(Records drawn from a dataset)
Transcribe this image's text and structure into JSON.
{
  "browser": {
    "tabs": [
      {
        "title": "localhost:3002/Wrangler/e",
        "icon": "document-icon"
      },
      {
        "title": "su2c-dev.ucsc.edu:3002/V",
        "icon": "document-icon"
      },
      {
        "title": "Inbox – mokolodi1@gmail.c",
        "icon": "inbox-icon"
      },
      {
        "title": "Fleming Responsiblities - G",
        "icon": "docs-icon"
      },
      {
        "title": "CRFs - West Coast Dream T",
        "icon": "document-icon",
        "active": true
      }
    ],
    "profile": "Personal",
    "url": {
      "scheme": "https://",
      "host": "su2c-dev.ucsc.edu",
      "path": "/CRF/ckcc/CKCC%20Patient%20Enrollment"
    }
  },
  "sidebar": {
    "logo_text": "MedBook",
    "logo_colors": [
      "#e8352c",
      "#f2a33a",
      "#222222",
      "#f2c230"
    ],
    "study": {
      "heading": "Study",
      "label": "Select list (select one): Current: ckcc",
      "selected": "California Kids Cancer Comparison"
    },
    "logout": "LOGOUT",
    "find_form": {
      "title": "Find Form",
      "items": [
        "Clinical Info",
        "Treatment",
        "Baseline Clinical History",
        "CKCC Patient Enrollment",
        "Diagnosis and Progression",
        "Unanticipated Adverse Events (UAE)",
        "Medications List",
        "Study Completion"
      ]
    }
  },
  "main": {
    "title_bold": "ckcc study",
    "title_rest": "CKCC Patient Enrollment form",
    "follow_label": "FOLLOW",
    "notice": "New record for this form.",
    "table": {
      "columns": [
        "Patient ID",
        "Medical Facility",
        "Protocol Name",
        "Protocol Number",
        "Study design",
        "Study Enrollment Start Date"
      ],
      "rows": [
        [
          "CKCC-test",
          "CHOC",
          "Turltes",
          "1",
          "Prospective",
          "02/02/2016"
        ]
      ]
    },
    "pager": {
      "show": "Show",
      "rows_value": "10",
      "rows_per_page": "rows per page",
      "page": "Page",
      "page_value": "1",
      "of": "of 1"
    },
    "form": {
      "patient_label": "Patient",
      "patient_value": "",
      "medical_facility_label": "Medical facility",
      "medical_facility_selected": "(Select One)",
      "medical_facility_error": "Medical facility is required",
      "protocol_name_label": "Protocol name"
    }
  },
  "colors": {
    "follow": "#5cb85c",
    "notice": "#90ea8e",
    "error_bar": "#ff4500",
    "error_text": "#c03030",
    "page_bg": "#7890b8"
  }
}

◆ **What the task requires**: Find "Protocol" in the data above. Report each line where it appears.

◆ **Answer section**:
        "Protocol Name",
        "Protocol Number",
      "protocol_name_label": "Protocol name"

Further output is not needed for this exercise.